2. Author: William Shakespeare
3. Probably written in 1601 or 1602.
4. 179 pages
5. The story takes place in Denmark in the Elsinore Castle. The events happen at the same time as the book was written.
6. A few weeks pass by in this book.
7. The leading character in the book is self-evidently Hamlet: the character of Hamlet dominates Shakespeare's tragedy of the same name, yet Hamlet at the start of the play is not a commanding figure. Indeed, when we first see the Prince, his posture is defensive, Hamlet taking a passive, if resentful, stance toward the events that have befallen him. Slow to the conviction that the ghost is his dead father and that Claudius is guilty of regicide, Hamlet does not go straight to the task at hand. Eventually he kills Claudius, but Hamlet delayed murdering Claudius for a long time.
8. Yes, Shakespeare wants to draw the readers attention to the following problems or subjects: the relationship between father and son and mother and son, between lovers (Hamlet and Ophelia for example) or friends (Hamlet and Horatio), madness (played madness, but also true madness), taking revenge at an evil person and some existentialistic questions (“To be or not to be”: in this famous soliloquy Hamlet is often thought to be dallying with the purpose of suicide as a means of escape from his duty. But this view overlooks the facts of the situation and does violence to Hamlet’s own words. He has formed his plan to make the King betray himself and is eager to try the crucial experiment. Meanwhile there is a wearisome interval in which he can do nothing but wait for nightfall. Inaction brings depression of spirits, and the thoughts at such moments, and to all men – as to Hamlet – they lead to the further reflection that every one has the power of life or death in his own hands. You can translate the question to: “Is it nobler to live miserably or to end one’s troubles by a single stroke?” The answer, he says, would be obvious if death were only a sleep. The whole course of his argument is general, not personal: he is not suffering from the scorn of the world, the law’s delay or the insolence of office.).
10. The most important event in the book is when a ghost, Hamlet’s dead father, appears to Hamlet. His father tells Hamlet by whom he’s murdered and that Hamlet has to take revenge to that murder. That murder is Claudius, King of Denmark, who has married Hamlet’s mother, Gertrude, after killing Hamlet’s father.

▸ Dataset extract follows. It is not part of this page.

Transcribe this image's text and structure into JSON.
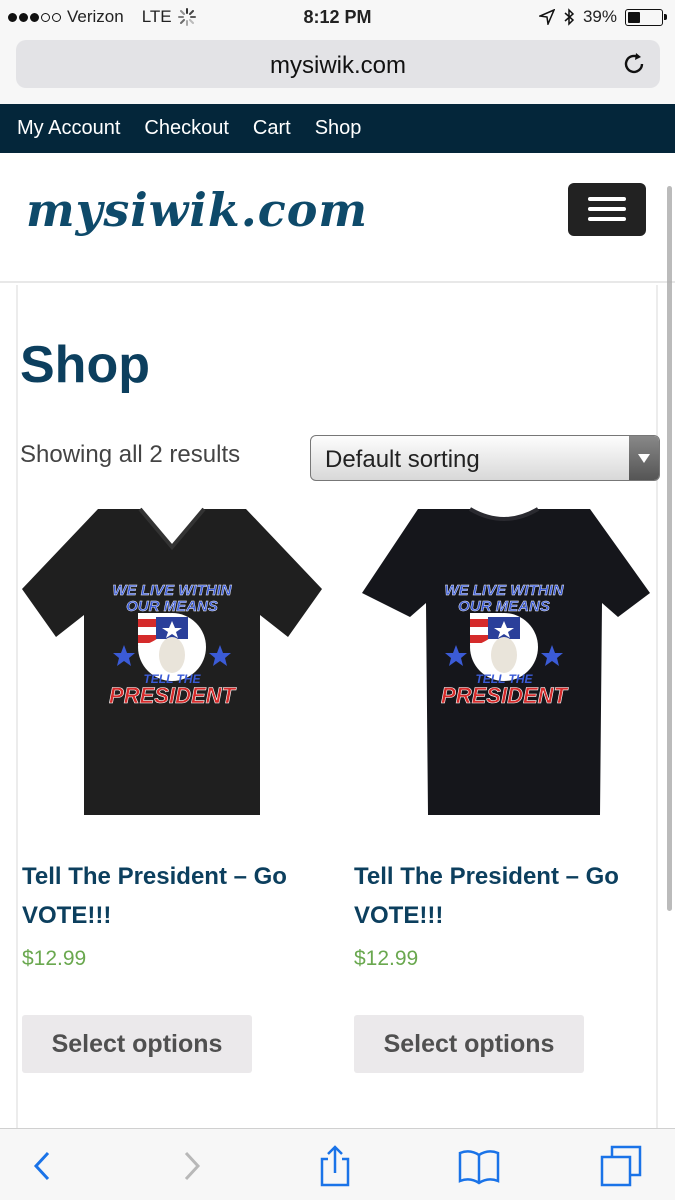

11. I felt sympathy and antipathy at the same time: it’s of course terrible what happened to Hamlet, but I would never kill someone, even if someone I loved was killed. But on the other hand it’s very easy to say this, because I never experienced it myself. Maybe I would judge differently then.
12. This book was more difficult to read than the books I already had read for English. That’s because this book was written in the Renaissance: the language they spoke in the Renaissance was different than the language in which they’re know speaking in England.
13. The title is “Hamlet”. Hamlet is the leading character: the whole book is about him and the things he does etc.
14. If you’re having CKV3 as subject it’s very clever and skilful to read this book, because you also augment your knowledge about theatre history. And even if you’re not having CKV3 as subject, it can be very nice to read this book: you probably have to force yourself to read the book through, but once you’re in the story, it’s a very exciting story about power, murder and madness.
15. Hamlet's father, the King of Denmark, is dead and has been succeeded by his brother Claudius, who has married the old king's wife, Gertrude. The King's ghost tells Hamlet that Claudius murdered him, and makes Hamlet promise to avenge his death. The play traces the process by which Hamlet negotiates the conflict between his need to take violent action and his uncertainty about the rightness of doing so. He pretends to be mad and contemplates suicide. He unintentionally murders Polonius, the new King's counsellor, and violently confronts his mother for what he sees as an unfaithful and incestuous marriage to her brother-in-law. He also verbally abuses Ophelia, the daughter of Polonius, whom Hamlet had loved before, contributing to her mental illness and eventual death. Hamlet finally decides that he must submit to his fate - or his dramatically determined role as the hero of a revenge tragedy - and agrees to a fencing match with Ophelia's brother, Laertes. Arranged by Claudius, the match is rigged. Laertes's rapier is poisoned, and both Laertes and Hamlet are killed with it. Gertrude drinks the poisoned wine intended for Hamlet and dies. Hamlet's last action is to kill Claudius, but whether this counts as the successful culmination of a revenge plot is dubious. As a new order takes over in Denmark, and as the dying Hamlet asks that his story be remembered, we realize that his existential quandaries remain largely unresolved.